*** Supplied information ***

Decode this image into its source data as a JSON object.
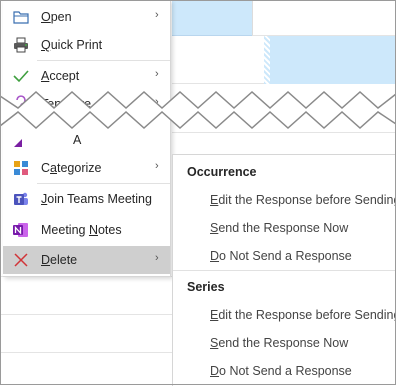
{
  "menu": {
    "items": [
      {
        "label": "Open",
        "underline_index": 0,
        "has_submenu": true,
        "icon": "folder-icon"
      },
      {
        "label": "Quick Print",
        "underline_index": 0,
        "has_submenu": false,
        "icon": "printer-icon"
      },
      {
        "label": "Accept",
        "underline_index": 0,
        "has_submenu": true,
        "icon": "checkmark-icon"
      },
      {
        "label": "Tentative",
        "underline_index": 0,
        "has_submenu": true,
        "icon": "question-icon"
      },
      {
        "label": "Categorize",
        "underline_index": 1,
        "has_submenu": true,
        "icon": "categorize-icon"
      },
      {
        "label": "Join Teams Meeting",
        "underline_index": 0,
        "has_submenu": false,
        "icon": "teams-icon"
      },
      {
        "label": "Meeting Notes",
        "underline_index": 8,
        "has_submenu": false,
        "icon": "onenote-icon"
      },
      {
        "label": "Delete",
        "underline_index": 0,
        "has_submenu": true,
        "icon": "delete-x-icon",
        "highlighted": true
      }
    ],
    "torn_fragment": "A"
  },
  "submenu": {
    "sections": [
      {
        "header": "Occurrence",
        "items": [
          {
            "label": "Edit the Response before Sending",
            "underline_index": 0
          },
          {
            "label": "Send the Response Now",
            "underline_index": 0
          },
          {
            "label": "Do Not Send a Response",
            "underline_index": 0
          }
        ]
      },
      {
        "header": "Series",
        "items": [
          {
            "label": "Edit the Response before Sending",
            "underline_index": 0
          },
          {
            "label": "Send the Response Now",
            "underline_index": 0
          },
          {
            "label": "Do Not Send a Response",
            "underline_index": 0
          }
        ]
      }
    ]
  },
  "colors": {
    "calendar_selected": "#cde8fb",
    "highlight": "#cfcfcf",
    "accept_green": "#3f9f3f",
    "tentative_purple": "#a855c8",
    "delete_red": "#d13438",
    "teams_purple": "#4b53bc",
    "onenote_purple": "#7719aa"
  }
}
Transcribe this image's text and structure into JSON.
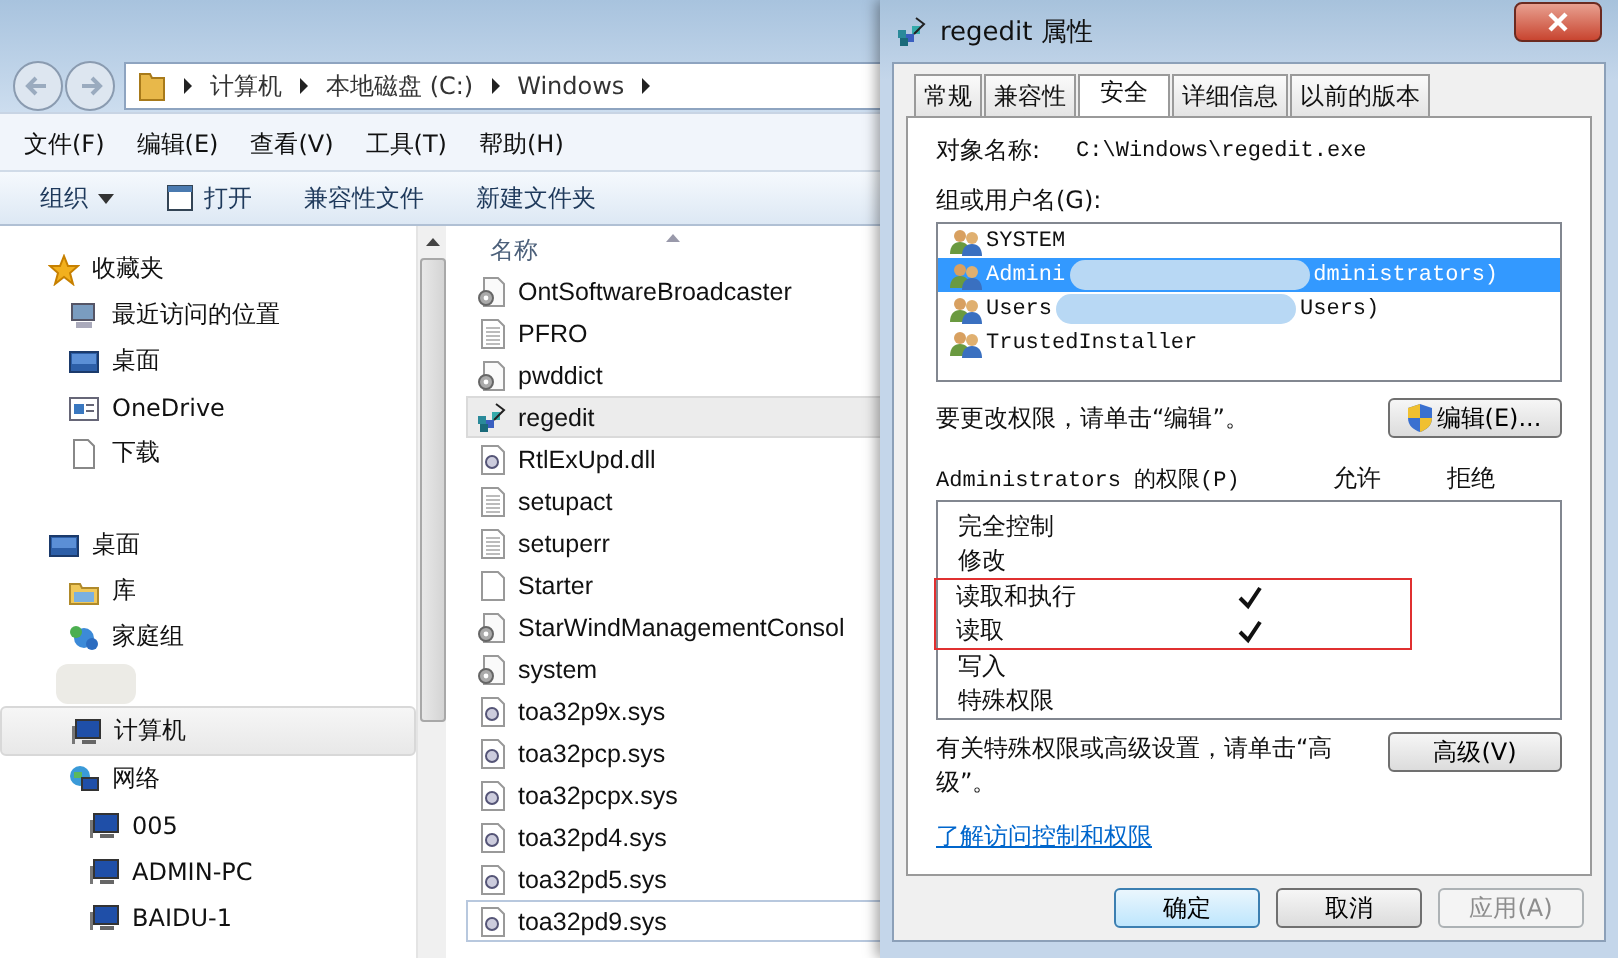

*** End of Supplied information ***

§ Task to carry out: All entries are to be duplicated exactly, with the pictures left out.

§ The completed task:
Decode this image into its source data as a JSON object.
{
  "menu": {
    "items": [
      {
        "label": "Open",
        "underline_index": 0,
        "has_submenu": true,
        "icon": "folder-icon"
      },
      {
        "label": "Quick Print",
        "underline_index": 0,
        "has_submenu": false,
        "icon": "printer-icon"
      },
      {
        "label": "Accept",
        "underline_index": 0,
        "has_submenu": true,
        "icon": "checkmark-icon"
      },
      {
        "label": "Tentative",
        "underline_index": 0,
        "has_submenu": true,
        "icon": "question-icon"
      },
      {
        "label": "Categorize",
        "underline_index": 1,
        "has_submenu": true,
        "icon": "categorize-icon"
      },
      {
        "label": "Join Teams Meeting",
        "underline_index": 0,
        "has_submenu": false,
        "icon": "teams-icon"
      },
      {
        "label": "Meeting Notes",
        "underline_index": 8,
        "has_submenu": false,
        "icon": "onenote-icon"
      },
      {
        "label": "Delete",
        "underline_index": 0,
        "has_submenu": true,
        "icon": "delete-x-icon",
        "highlighted": true
      }
    ],
    "torn_fragment": "A"
  },
  "submenu": {
    "sections": [
      {
        "header": "Occurrence",
        "items": [
          {
            "label": "Edit the Response before Sending",
            "underline_index": 0
          },
          {
            "label": "Send the Response Now",
            "underline_index": 0
          },
          {
            "label": "Do Not Send a Response",
            "underline_index": 0
          }
        ]
      },
      {
        "header": "Series",
        "items": [
          {
            "label": "Edit the Response before Sending",
            "underline_index": 0
          },
          {
            "label": "Send the Response Now",
            "underline_index": 0
          },
          {
            "label": "Do Not Send a Response",
            "underline_index": 0
          }
        ]
      }
    ]
  },
  "colors": {
    "calendar_selected": "#cde8fb",
    "highlight": "#cfcfcf",
    "accept_green": "#3f9f3f",
    "tentative_purple": "#a855c8",
    "delete_red": "#d13438",
    "teams_purple": "#4b53bc",
    "onenote_purple": "#7719aa"
  }
}
Transcribe this image's text and structure into JSON.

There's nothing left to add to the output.